Good old fruit – great for everything! Full of nutrients, full of water and such a variety, it is easy to incorporate fruit into your diet every day. As the Wiggles say, “fruit salad, yummy, yummy.” Got a little one who loves oranges? Perfect. says that, “Oranges and other citrus fruit contain vitamin C, which is key for eye health. The vitamin, found mainly in fresh fruits and vegetables, contributes to healthy blood vessels in your eyes. It can combat the development of cataracts, and in combination with other vitamins and nutrients, age-related macular degeneration.”

Get Fishy

Fish are full of omega-3 fatty acids are great for eye development. Try incorporating a ‘Fish Friday’ at your place, as a fun way to get more fish into your family’s diet. Not all fish taste the same, so keep trying it until you find one the kids will eat. Salmon is high in nutrients and not so “fishy” tasting.
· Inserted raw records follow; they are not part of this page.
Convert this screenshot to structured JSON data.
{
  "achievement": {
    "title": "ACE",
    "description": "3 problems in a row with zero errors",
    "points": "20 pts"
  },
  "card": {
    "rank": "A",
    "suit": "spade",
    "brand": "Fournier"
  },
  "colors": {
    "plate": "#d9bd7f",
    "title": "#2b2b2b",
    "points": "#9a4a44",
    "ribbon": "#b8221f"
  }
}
Yummy Fats

Smashed avocado anyone? Yes, please! We all need some fats to survive, and your eyes are the same, so get your fats from healthy sources like avocados and nuts, and olive oil. Avocado can be used on sandwiches, in salads, as a dip for tortilla chips, and even put into smoothies. Nuts are a great on the go snack – barring no allergies of course.

And Veggies!

Do carrots really help us see in the dark? Sort of. They protect the eye surface and that helps everyone see better. adds, “carrots have vitamin A and also beta carotene. Vitamin A and beta carotene help the surface of the eye and can also help prevent eye infections and other serious eye conditions.” Sounds good to me! Carrots – the eye’s defender!


Some vitamins and supplements are recommended for proper eye health and function. However, some are not ideal for children. Glucosamine, or a multi vitamin? Talk to your eye doctor about what, if any, supplements your vision kid should be taking. Kids, on average, are healthier than adults and so don’t always lack the vitamin absorption that we adults have. Always consult a doctor before taking vitamin and mineral supplements.

Eating healthy – it’s essential for eyes. Try turning it into a game at the supermarket, see who can spot the most ‘healthy eye foods’, put them in the trolley and check them off the list. Kids will often make healthy food choices on their own if we include them in the process and set a good example.


Eye facts used in this article are from